* [WHAT IS REQUIRED]
The word "distance": in how many lines of the records does it appear? Reply with the number alone.

* [RECORDS TO USE]
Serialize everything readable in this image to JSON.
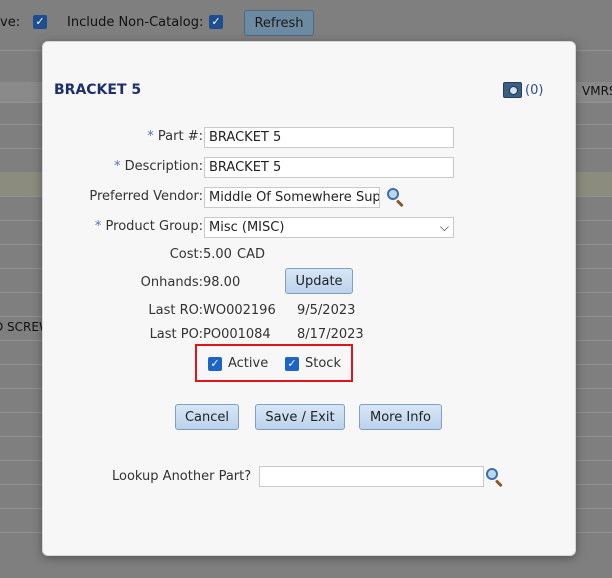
{
  "background": {
    "active_label_fragment": "ve:",
    "include_noncatalog_label": "Include Non-Catalog:",
    "refresh_label": "Refresh",
    "vmrs_fragment": "VMRS",
    "row_fragment": "D SCREW"
  },
  "modal": {
    "title": "BRACKET 5",
    "photo_count": "(0)",
    "part_label": "Part #:",
    "part_value": "BRACKET 5",
    "description_label": "Description:",
    "description_value": "BRACKET 5",
    "preferred_vendor_label": "Preferred Vendor:",
    "preferred_vendor_value": "Middle Of Somewhere Supp",
    "product_group_label": "Product Group:",
    "product_group_value": "Misc (MISC)",
    "cost_label": "Cost:",
    "cost_value": "5.00",
    "cost_currency": "CAD",
    "onhands_label": "Onhands:",
    "onhands_value": "98.00",
    "update_label": "Update",
    "last_ro_label": "Last RO:",
    "last_ro_number": "WO002196",
    "last_ro_date": "9/5/2023",
    "last_po_label": "Last PO:",
    "last_po_number": "PO001084",
    "last_po_date": "8/17/2023",
    "active_label": "Active",
    "stock_label": "Stock",
    "cancel_label": "Cancel",
    "save_exit_label": "Save / Exit",
    "more_info_label": "More Info",
    "lookup_label": "Lookup Another Part?",
    "lookup_value": ""
  },
  "colors": {
    "title": "#1f2f6b",
    "required_asterisk": "#4a74b4",
    "highlight_frame": "#e0151b",
    "checkbox": "#1d64c6"
  }
}
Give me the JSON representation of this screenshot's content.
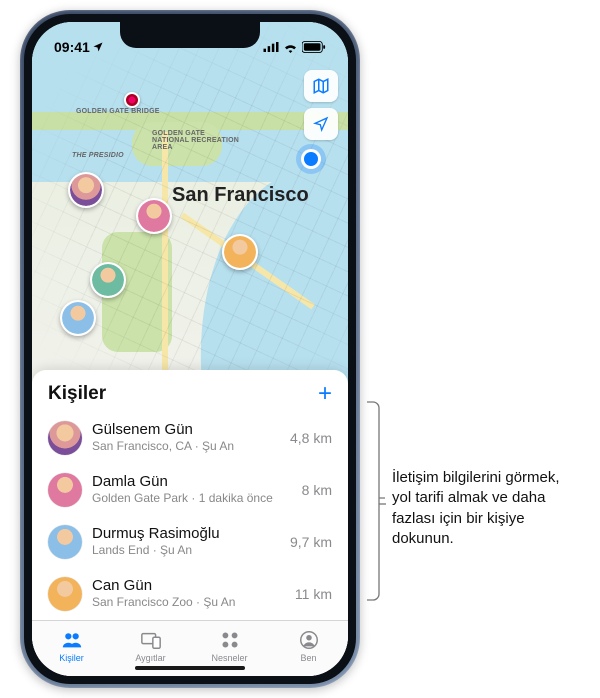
{
  "status": {
    "time": "09:41"
  },
  "map": {
    "city_label": "San Francisco",
    "poi_golden_gate_bridge": "GOLDEN GATE BRIDGE",
    "poi_recreation": "Golden Gate National Recreation Area",
    "poi_presidio": "The Presidio"
  },
  "sheet": {
    "title": "Kişiler",
    "people": [
      {
        "name": "Gülsenem Gün",
        "sub": "San Francisco, CA · Şu An",
        "distance": "4,8 km"
      },
      {
        "name": "Damla Gün",
        "sub": "Golden Gate Park · 1 dakika önce",
        "distance": "8 km"
      },
      {
        "name": "Durmuş Rasimoğlu",
        "sub": "Lands End · Şu An",
        "distance": "9,7 km"
      },
      {
        "name": "Can Gün",
        "sub": "San Francisco Zoo · Şu An",
        "distance": "11 km"
      }
    ]
  },
  "tabs": {
    "people": "Kişiler",
    "devices": "Aygıtlar",
    "items": "Nesneler",
    "me": "Ben"
  },
  "callout": "İletişim bilgilerini görmek, yol tarifi almak ve daha fazlası için bir kişiye dokunun."
}
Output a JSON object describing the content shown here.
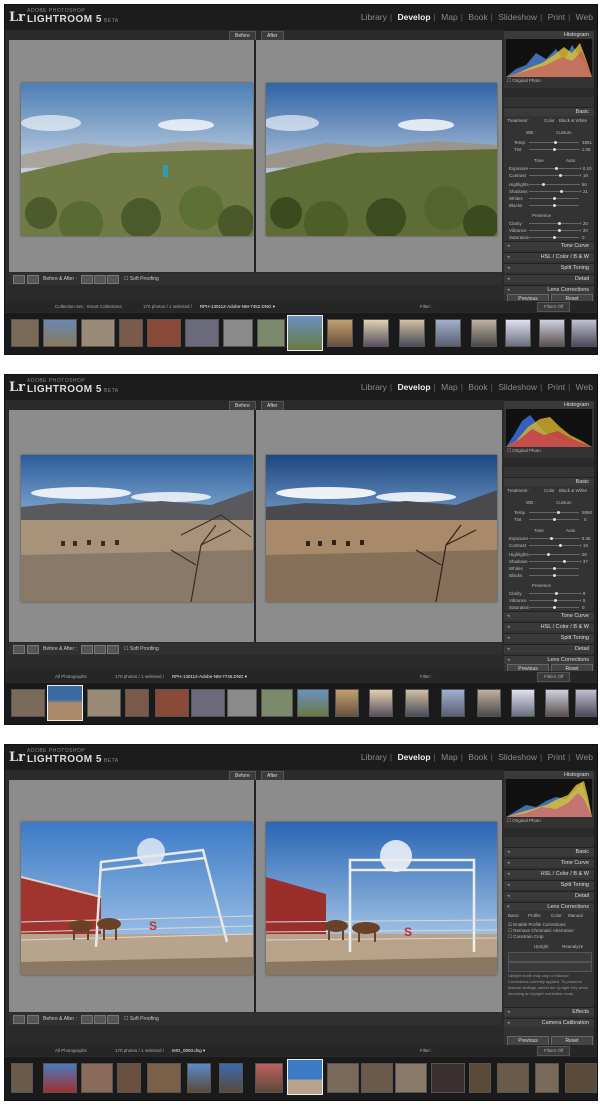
{
  "app": {
    "logo": "Lr",
    "small_name": "ADOBE PHOTOSHOP",
    "name": "LIGHTROOM 5",
    "beta": "BETA"
  },
  "modules": [
    "Library",
    "Develop",
    "Map",
    "Book",
    "Slideshow",
    "Print",
    "Web"
  ],
  "active_module": "Develop",
  "colors": {
    "accent_active": "#f0f0f0",
    "panel_bg": "#333333",
    "canvas_bg": "#8c8c8c"
  },
  "views": {
    "before": "Before",
    "after": "After"
  },
  "toolbar": {
    "before_after": "Before & After :",
    "soft_proofing": "Soft Proofing"
  },
  "panel": {
    "histogram": "Histogram",
    "original_photo": "Original Photo",
    "basic": "Basic",
    "treatment": "Treatment :",
    "color": "Color",
    "bw": "Black & White",
    "wb": "WB :",
    "wb_value": "Custom",
    "tone": "Tone",
    "auto": "Auto",
    "presence": "Presence",
    "tone_curve": "Tone Curve",
    "hsl": "HSL / Color / B & W",
    "split_toning": "Split Toning",
    "detail": "Detail",
    "lens_corrections": "Lens Corrections",
    "effects": "Effects",
    "camera_calibration": "Camera Calibration",
    "previous": "Previous",
    "reset": "Reset",
    "lens_tabs": [
      "Basic",
      "Profile",
      "Color",
      "Manual"
    ],
    "enable_profile": "Enable Profile Corrections",
    "remove_ca": "Remove Chromatic Aberration",
    "constrain_crop": "Constrain Crop",
    "upright": "Upright",
    "reanalyze": "Reanalyze",
    "upright_note": "Upright mode may crop or Manual Corrections currently applied. To preserve Manual settings, select the Upright Key when choosing an Upright correction mode.",
    "slider_labels": [
      "Temp",
      "Tint",
      "Exposure",
      "Contrast",
      "Highlights",
      "Shadows",
      "Whites",
      "Blacks",
      "Clarity",
      "Vibrance",
      "Saturation"
    ]
  },
  "filter": {
    "label": "Filter :",
    "status": "Filters Off"
  },
  "screenshots": [
    {
      "id": "shot1",
      "source": "Collection Set : Smart Collections",
      "count": "170 photos / 1 selected /",
      "file": "RPH-130112-Adobe-NM-7452.DNG ▾",
      "wb_temp": "4851",
      "wb_tint": "- 1.06",
      "values": [
        "+ 0.10",
        "+ 19",
        "- 56",
        "+ 21",
        "+ 20",
        "+ 20",
        "0"
      ]
    },
    {
      "id": "shot2",
      "source": "All Photographs",
      "count": "170 photos / 1 selected /",
      "file": "RPH-130112-Adobe-NM-7745.DNG ▾",
      "wb_temp": "5950",
      "wb_tint": "0",
      "values": [
        "- 0.36",
        "+ 19",
        "- 28",
        "+ 37",
        "+ 9",
        "+ 5",
        "0"
      ]
    },
    {
      "id": "shot3",
      "source": "All Photographs",
      "count": "170 photos / 1 selected /",
      "file": "IMG_0093.dng ▾"
    }
  ]
}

* [RESPONSE TO THE TASK]
4